study, Basile et al.  compared the extended lateral approach
with the sinus tarsi approach and distraction with a Schanz screw
in the posterior tuberosity. Only one case of wound necrosis was
found in the extended lateral approach group (7.9%), which was
not statistically significant. They found no significant differences
in the quality of reduction or the Bohler`s angle. Scott et al. 
investigated radiological outcomes after reduction with a sinus
tarsi approach in 39 displaced calcaneal fractures. The mean
Bohler`s angle improved from 7.7 to 25.5 degrees, without
relevant articular step-off. There was one deep wound infection
and two cases of superficial wound dehiscence at the posterior
apex wound. There were no complications at the incision site.
Park et al.  retrospectively reviewed 47 cases of calcaneal

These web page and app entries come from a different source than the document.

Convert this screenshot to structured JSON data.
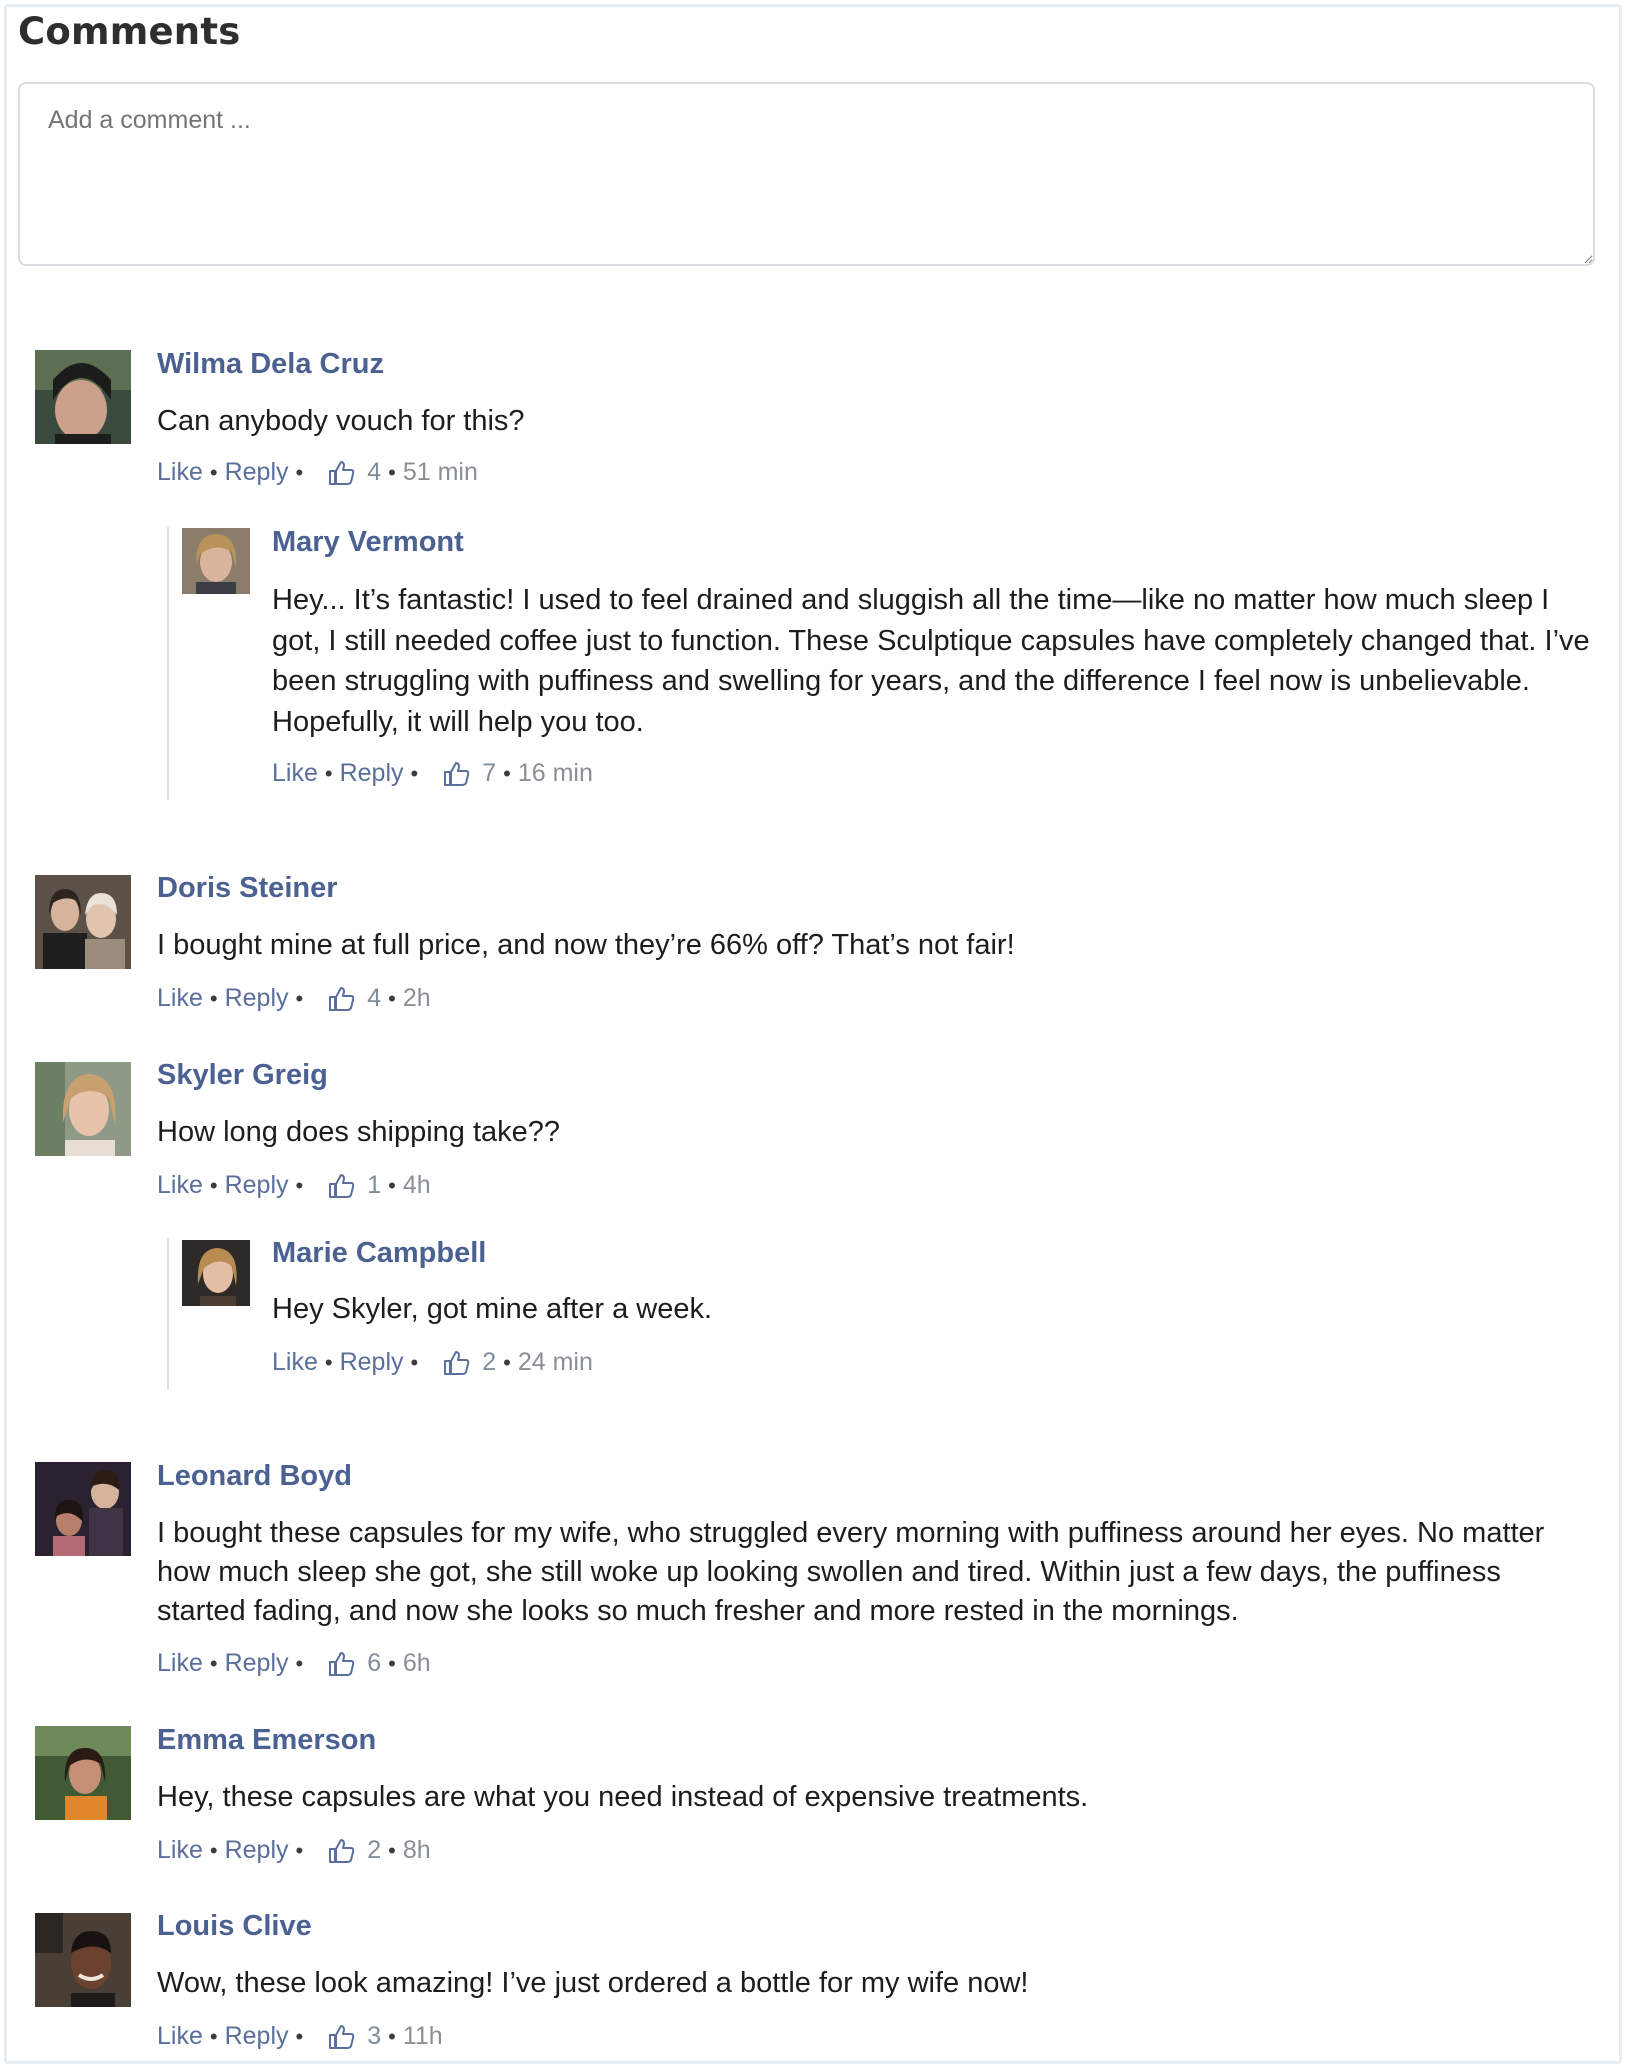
{
  "page": {
    "title": "Comments"
  },
  "comment_input": {
    "placeholder": "Add a comment ..."
  },
  "actions": {
    "like": "Like",
    "reply": "Reply"
  },
  "comments": [
    {
      "name": "Wilma Dela Cruz",
      "text": "Can anybody vouch for this?",
      "likes": "4",
      "time": "51 min"
    },
    {
      "name": "Mary Vermont",
      "reply_to": "Wilma Dela Cruz",
      "text": "Hey... It’s fantastic! I used to feel drained and sluggish all the time—like no matter how much sleep I got, I still needed coffee just to function. These Sculptique capsules have completely changed that. I’ve been struggling with puffiness and swelling for years, and the difference I feel now is unbelievable. Hopefully, it will help you too.",
      "likes": "7",
      "time": "16 min"
    },
    {
      "name": "Doris Steiner",
      "text": "I bought mine at full price, and now they’re 66% off? That’s not fair!",
      "likes": "4",
      "time": "2h"
    },
    {
      "name": "Skyler Greig",
      "text": "How long does shipping take??",
      "likes": "1",
      "time": "4h"
    },
    {
      "name": "Marie Campbell",
      "reply_to": "Skyler Greig",
      "text": "Hey Skyler, got mine after a week.",
      "likes": "2",
      "time": "24 min"
    },
    {
      "name": "Leonard Boyd",
      "text": "I bought these capsules for my wife, who struggled every morning with puffiness around her eyes. No matter how much sleep she got, she still woke up looking swollen and tired. Within just a few days, the puffiness started fading, and now she looks so much fresher and more rested in the mornings.",
      "likes": "6",
      "time": "6h"
    },
    {
      "name": "Emma Emerson",
      "text": "Hey, these capsules are what you need instead of expensive treatments.",
      "likes": "2",
      "time": "8h"
    },
    {
      "name": "Louis Clive",
      "text": "Wow, these look amazing! I’ve just ordered a bottle for my wife now!",
      "likes": "3",
      "time": "11h"
    }
  ],
  "icons": {
    "like": "thumbs-up-icon",
    "resize": "resize-grip-icon"
  },
  "colors": {
    "name": "#4a6192",
    "link": "#5a6f9c",
    "meta": "#7f8c9a",
    "text": "#1d1d1d",
    "heading": "#2e2e2e"
  }
}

fractures treated with sinus tarsi approach and percutaneous
screw fixation. They combined allogenous cancellous bone chips
and a demineralized bone matrix to support the restored joint
line. Sanders IV fractures were excluded from the study due to
the difficulty of achieving the amount of visualization needed for
the open reduction. They found 3 minor soft tissue complications,
but no cases required revision. In their case series, the mean
restoration of the Bohler’s angle was 71.6%.
Wang et al.  treated 18 patients with calcaneal fractures
(14 Sanders Type II and 4 Sanders Type III) by using the sinus tarsi
approach and a custom designed combined plate. The titanium
plate has two mutually independent fixed arms and includes up
to 6 locking screws. It was developed to create triangular support of the calcaneus using locking screws and to avoid extensive soft
tissue damage. No wound healing problems occurred in their
We also believe that the standard calcaneal locking plates
require extensive space and too often result in soft tissue damage
for placement, even when using the minimally invasive sinus
tarsi approach. It is our opinion that a locking screw system is
not necessary. With the Bohler’s angle and the calcaneal joint
line restored, a simple 1/3 tube plate and conventional screws
provide sufficient stability. In our case series, the postoperative
Bohler’s angle loss was small, which was comparable to findings
from studies with calcaneal locking plates. Given that the number
of patients in our case series was limited due to the low incidence
of these fracture types, we recommend further investigations into
the effectiveness of these approaches in combination with various
In our case series, the sinus tarsi approach in combination
with external distraction was a safe surgical procedure for the
treatment of calcaneal fractures. It provided good visibility of
the joint, and achieved restoration of the Bohler’s angle and
the talonavicular joint surface. Moreover, there were no wound
healing disorders. We believe the use of a calcaneal plate is not
necessary in patients with normal bone quality and a short tubular
plate is sufficient for joint restoration. Despite the limited number
of cases in this series, we recommend further investigations and
use of this procedure, particularly for those surgeons who prefer
minimally invasive solutions.